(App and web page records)

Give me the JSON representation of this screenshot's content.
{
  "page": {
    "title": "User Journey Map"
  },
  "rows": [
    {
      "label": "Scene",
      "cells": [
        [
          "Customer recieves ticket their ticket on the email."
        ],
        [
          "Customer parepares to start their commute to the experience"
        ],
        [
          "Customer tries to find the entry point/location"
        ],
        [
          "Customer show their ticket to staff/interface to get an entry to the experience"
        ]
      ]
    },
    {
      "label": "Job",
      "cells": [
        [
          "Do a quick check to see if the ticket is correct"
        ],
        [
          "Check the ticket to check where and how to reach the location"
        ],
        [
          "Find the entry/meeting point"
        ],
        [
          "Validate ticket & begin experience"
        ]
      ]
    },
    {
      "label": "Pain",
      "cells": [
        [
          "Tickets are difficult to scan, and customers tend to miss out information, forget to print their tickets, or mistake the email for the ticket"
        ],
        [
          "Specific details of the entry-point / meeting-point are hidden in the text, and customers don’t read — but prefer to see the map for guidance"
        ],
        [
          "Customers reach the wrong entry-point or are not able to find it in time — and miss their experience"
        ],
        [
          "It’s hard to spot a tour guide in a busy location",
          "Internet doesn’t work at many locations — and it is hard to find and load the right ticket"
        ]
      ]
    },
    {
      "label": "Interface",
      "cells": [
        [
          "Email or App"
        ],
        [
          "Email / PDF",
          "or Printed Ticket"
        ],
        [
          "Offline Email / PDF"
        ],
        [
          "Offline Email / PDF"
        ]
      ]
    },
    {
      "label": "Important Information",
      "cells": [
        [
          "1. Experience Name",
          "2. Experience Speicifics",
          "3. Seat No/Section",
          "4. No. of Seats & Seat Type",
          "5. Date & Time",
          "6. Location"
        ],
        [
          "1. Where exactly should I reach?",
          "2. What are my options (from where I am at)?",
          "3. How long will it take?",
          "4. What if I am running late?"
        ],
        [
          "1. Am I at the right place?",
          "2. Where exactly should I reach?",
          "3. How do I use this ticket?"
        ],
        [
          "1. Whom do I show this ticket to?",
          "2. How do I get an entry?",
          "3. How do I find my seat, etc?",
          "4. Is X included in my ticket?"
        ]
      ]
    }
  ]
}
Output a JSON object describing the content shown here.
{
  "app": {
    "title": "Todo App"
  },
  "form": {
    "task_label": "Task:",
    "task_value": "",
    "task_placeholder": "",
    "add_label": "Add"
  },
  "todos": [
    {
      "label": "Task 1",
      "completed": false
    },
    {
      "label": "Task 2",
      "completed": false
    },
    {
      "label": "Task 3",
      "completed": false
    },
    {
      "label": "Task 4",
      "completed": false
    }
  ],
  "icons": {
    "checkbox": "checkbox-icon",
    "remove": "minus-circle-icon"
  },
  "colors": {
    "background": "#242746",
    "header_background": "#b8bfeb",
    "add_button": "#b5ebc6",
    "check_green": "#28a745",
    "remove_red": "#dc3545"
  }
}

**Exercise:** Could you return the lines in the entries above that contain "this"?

**Answer to the problem:**
Give me the JSON representation of this screenshot's content.
          "3. How do I use this ticket?"
          "1. Whom do I show this ticket to?",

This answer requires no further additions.